(Extracted records)
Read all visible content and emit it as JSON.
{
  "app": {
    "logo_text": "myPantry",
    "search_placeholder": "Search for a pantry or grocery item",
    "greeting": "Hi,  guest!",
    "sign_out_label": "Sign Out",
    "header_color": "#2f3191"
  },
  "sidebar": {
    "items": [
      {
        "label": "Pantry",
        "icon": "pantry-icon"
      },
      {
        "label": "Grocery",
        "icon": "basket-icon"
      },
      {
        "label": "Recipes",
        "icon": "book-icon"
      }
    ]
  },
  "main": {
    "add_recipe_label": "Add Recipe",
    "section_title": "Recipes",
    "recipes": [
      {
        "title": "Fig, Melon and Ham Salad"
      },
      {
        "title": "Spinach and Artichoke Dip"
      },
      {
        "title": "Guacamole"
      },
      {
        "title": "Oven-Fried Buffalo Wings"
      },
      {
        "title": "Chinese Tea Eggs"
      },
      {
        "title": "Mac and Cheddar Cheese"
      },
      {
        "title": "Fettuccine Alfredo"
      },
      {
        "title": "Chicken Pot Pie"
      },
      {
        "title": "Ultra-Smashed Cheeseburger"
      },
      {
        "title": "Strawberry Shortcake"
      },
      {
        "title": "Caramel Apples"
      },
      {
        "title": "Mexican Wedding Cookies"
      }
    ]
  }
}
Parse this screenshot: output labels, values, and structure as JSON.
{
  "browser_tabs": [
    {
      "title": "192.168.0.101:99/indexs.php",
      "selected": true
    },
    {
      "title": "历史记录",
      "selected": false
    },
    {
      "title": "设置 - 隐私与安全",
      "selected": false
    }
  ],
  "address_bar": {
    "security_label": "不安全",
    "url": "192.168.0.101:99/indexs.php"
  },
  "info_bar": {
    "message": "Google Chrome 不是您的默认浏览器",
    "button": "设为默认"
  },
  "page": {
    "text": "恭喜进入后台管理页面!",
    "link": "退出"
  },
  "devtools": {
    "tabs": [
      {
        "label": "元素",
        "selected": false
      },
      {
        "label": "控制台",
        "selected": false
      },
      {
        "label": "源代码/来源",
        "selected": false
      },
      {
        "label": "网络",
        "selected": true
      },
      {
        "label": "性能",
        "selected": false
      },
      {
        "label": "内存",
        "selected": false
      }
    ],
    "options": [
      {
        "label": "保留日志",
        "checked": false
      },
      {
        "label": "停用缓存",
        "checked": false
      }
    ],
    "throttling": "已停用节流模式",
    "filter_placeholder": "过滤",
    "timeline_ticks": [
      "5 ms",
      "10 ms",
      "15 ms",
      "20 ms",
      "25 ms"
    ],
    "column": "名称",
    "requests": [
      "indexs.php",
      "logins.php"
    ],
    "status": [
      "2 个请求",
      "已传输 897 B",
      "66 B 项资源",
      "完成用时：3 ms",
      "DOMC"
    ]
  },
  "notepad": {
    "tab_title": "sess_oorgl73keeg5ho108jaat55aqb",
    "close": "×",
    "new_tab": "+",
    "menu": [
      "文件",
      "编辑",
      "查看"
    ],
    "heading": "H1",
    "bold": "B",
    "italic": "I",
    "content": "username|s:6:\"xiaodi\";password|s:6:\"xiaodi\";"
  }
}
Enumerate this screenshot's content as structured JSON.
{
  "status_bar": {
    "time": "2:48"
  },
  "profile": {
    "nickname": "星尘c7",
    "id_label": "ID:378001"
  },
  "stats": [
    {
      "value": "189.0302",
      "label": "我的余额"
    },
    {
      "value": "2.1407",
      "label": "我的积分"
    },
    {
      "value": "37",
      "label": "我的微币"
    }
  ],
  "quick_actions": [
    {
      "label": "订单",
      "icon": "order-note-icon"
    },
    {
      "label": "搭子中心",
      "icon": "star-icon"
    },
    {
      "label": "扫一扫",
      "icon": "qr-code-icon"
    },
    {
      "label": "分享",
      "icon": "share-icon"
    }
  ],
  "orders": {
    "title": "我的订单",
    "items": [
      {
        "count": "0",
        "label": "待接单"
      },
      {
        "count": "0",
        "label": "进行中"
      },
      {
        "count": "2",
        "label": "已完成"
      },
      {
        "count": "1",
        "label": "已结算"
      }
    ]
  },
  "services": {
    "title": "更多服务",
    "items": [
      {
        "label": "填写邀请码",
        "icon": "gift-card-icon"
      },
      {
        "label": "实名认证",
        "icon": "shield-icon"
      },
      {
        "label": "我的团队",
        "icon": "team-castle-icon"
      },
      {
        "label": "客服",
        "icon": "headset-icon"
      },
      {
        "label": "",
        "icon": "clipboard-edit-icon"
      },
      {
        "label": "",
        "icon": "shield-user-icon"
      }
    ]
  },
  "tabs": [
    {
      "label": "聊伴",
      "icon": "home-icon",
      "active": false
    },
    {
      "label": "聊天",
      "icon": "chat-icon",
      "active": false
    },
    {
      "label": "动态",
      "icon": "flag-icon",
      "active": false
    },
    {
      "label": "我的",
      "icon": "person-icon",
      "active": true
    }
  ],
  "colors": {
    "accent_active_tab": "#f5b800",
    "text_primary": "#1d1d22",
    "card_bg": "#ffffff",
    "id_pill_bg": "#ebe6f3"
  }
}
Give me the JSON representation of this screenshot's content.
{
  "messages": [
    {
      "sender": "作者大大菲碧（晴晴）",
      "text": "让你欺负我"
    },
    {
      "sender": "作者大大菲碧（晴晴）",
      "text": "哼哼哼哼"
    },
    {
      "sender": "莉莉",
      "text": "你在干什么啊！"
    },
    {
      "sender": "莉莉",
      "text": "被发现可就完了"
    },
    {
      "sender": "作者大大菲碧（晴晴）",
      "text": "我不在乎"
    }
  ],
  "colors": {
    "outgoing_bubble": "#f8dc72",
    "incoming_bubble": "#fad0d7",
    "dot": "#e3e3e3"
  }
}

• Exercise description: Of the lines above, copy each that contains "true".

• Response below:
      "selected": true
        "selected": true
      "active": true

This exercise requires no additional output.